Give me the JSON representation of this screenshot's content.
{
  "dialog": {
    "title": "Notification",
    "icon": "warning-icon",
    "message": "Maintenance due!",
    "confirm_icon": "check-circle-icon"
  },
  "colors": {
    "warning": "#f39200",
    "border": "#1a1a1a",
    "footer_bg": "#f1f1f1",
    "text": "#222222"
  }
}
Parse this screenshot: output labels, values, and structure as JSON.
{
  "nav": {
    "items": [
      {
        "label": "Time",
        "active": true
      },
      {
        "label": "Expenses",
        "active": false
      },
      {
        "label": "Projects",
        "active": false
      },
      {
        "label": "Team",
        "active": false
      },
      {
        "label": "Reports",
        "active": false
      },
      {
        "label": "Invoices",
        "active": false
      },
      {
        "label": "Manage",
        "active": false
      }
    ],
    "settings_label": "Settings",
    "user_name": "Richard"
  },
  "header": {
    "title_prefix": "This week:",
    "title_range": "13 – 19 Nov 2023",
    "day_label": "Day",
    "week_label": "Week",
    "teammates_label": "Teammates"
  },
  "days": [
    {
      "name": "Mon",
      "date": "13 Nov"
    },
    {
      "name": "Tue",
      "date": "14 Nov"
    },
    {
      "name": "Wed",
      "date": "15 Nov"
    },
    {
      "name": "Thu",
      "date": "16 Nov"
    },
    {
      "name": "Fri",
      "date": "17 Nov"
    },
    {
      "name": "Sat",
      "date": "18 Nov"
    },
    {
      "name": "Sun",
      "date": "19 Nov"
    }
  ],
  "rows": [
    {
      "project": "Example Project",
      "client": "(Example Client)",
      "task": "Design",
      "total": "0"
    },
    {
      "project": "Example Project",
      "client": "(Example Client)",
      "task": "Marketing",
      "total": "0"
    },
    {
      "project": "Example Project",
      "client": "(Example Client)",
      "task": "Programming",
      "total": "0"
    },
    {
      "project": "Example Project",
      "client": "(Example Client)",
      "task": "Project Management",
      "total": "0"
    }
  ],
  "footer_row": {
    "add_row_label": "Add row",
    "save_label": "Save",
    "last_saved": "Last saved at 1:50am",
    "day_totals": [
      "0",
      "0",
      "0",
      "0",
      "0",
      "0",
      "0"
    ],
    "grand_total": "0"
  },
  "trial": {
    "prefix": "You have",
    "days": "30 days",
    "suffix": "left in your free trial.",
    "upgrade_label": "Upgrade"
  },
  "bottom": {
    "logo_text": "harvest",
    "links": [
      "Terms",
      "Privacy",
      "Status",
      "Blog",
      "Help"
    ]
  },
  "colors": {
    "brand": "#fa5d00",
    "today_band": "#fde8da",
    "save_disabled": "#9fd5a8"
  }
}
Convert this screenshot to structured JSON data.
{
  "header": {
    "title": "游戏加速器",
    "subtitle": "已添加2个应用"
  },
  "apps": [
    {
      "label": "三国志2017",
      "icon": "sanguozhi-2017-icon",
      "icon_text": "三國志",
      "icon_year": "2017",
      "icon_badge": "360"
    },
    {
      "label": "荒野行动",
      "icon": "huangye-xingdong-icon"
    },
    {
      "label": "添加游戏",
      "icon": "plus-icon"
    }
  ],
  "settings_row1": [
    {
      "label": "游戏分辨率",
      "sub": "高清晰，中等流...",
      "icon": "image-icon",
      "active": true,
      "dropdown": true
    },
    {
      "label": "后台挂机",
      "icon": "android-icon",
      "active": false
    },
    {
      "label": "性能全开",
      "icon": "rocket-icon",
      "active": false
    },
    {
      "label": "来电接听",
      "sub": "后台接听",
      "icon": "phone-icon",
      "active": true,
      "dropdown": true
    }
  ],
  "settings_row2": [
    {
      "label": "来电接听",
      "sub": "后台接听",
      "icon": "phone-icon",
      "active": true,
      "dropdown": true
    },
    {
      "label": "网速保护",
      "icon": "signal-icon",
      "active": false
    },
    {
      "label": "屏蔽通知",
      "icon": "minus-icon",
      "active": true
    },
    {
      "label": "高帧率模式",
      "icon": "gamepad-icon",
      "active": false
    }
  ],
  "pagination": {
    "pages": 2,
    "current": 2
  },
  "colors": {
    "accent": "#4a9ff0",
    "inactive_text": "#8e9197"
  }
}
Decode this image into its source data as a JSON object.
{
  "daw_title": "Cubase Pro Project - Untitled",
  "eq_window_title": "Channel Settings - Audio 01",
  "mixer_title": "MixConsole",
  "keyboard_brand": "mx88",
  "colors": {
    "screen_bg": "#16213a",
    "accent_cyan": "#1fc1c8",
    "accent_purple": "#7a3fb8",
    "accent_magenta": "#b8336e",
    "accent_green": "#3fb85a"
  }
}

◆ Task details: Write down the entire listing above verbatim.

◆ Completed task:
Give me the JSON representation of this screenshot's content.
{
  "dialog": {
    "title": "Notification",
    "icon": "warning-icon",
    "message": "Maintenance due!",
    "confirm_icon": "check-circle-icon"
  },
  "colors": {
    "warning": "#f39200",
    "border": "#1a1a1a",
    "footer_bg": "#f1f1f1",
    "text": "#222222"
  }
}
Parse this screenshot: output labels, values, and structure as JSON.
{
  "nav": {
    "items": [
      {
        "label": "Time",
        "active": true
      },
      {
        "label": "Expenses",
        "active": false
      },
      {
        "label": "Projects",
        "active": false
      },
      {
        "label": "Team",
        "active": false
      },
      {
        "label": "Reports",
        "active": false
      },
      {
        "label": "Invoices",
        "active": false
      },
      {
        "label": "Manage",
        "active": false
      }
    ],
    "settings_label": "Settings",
    "user_name": "Richard"
  },
  "header": {
    "title_prefix": "This week:",
    "title_range": "13 – 19 Nov 2023",
    "day_label": "Day",
    "week_label": "Week",
    "teammates_label": "Teammates"
  },
  "days": [
    {
      "name": "Mon",
      "date": "13 Nov"
    },
    {
      "name": "Tue",
      "date": "14 Nov"
    },
    {
      "name": "Wed",
      "date": "15 Nov"
    },
    {
      "name": "Thu",
      "date": "16 Nov"
    },
    {
      "name": "Fri",
      "date": "17 Nov"
    },
    {
      "name": "Sat",
      "date": "18 Nov"
    },
    {
      "name": "Sun",
      "date": "19 Nov"
    }
  ],
  "rows": [
    {
      "project": "Example Project",
      "client": "(Example Client)",
      "task": "Design",
      "total": "0"
    },
    {
      "project": "Example Project",
      "client": "(Example Client)",
      "task": "Marketing",
      "total": "0"
    },
    {
      "project": "Example Project",
      "client": "(Example Client)",
      "task": "Programming",
      "total": "0"
    },
    {
      "project": "Example Project",
      "client": "(Example Client)",
      "task": "Project Management",
      "total": "0"
    }
  ],
  "footer_row": {
    "add_row_label": "Add row",
    "save_label": "Save",
    "last_saved": "Last saved at 1:50am",
    "day_totals": [
      "0",
      "0",
      "0",
      "0",
      "0",
      "0",
      "0"
    ],
    "grand_total": "0"
  },
  "trial": {
    "prefix": "You have",
    "days": "30 days",
    "suffix": "left in your free trial.",
    "upgrade_label": "Upgrade"
  },
  "bottom": {
    "logo_text": "harvest",
    "links": [
      "Terms",
      "Privacy",
      "Status",
      "Blog",
      "Help"
    ]
  },
  "colors": {
    "brand": "#fa5d00",
    "today_band": "#fde8da",
    "save_disabled": "#9fd5a8"
  }
}
Convert this screenshot to structured JSON data.
{
  "header": {
    "title": "游戏加速器",
    "subtitle": "已添加2个应用"
  },
  "apps": [
    {
      "label": "三国志2017",
      "icon": "sanguozhi-2017-icon",
      "icon_text": "三國志",
      "icon_year": "2017",
      "icon_badge": "360"
    },
    {
      "label": "荒野行动",
      "icon": "huangye-xingdong-icon"
    },
    {
      "label": "添加游戏",
      "icon": "plus-icon"
    }
  ],
  "settings_row1": [
    {
      "label": "游戏分辨率",
      "sub": "高清晰，中等流...",
      "icon": "image-icon",
      "active": true,
      "dropdown": true
    },
    {
      "label": "后台挂机",
      "icon": "android-icon",
      "active": false
    },
    {
      "label": "性能全开",
      "icon": "rocket-icon",
      "active": false
    },
    {
      "label": "来电接听",
      "sub": "后台接听",
      "icon": "phone-icon",
      "active": true,
      "dropdown": true
    }
  ],
  "settings_row2": [
    {
      "label": "来电接听",
      "sub": "后台接听",
      "icon": "phone-icon",
      "active": true,
      "dropdown": true
    },
    {
      "label": "网速保护",
      "icon": "signal-icon",
      "active": false
    },
    {
      "label": "屏蔽通知",
      "icon": "minus-icon",
      "active": true
    },
    {
      "label": "高帧率模式",
      "icon": "gamepad-icon",
      "active": false
    }
  ],
  "pagination": {
    "pages": 2,
    "current": 2
  },
  "colors": {
    "accent": "#4a9ff0",
    "inactive_text": "#8e9197"
  }
}
Decode this image into its source data as a JSON object.
{
  "daw_title": "Cubase Pro Project - Untitled",
  "eq_window_title": "Channel Settings - Audio 01",
  "mixer_title": "MixConsole",
  "keyboard_brand": "mx88",
  "colors": {
    "screen_bg": "#16213a",
    "accent_cyan": "#1fc1c8",
    "accent_purple": "#7a3fb8",
    "accent_magenta": "#b8336e",
    "accent_green": "#3fb85a"
  }
}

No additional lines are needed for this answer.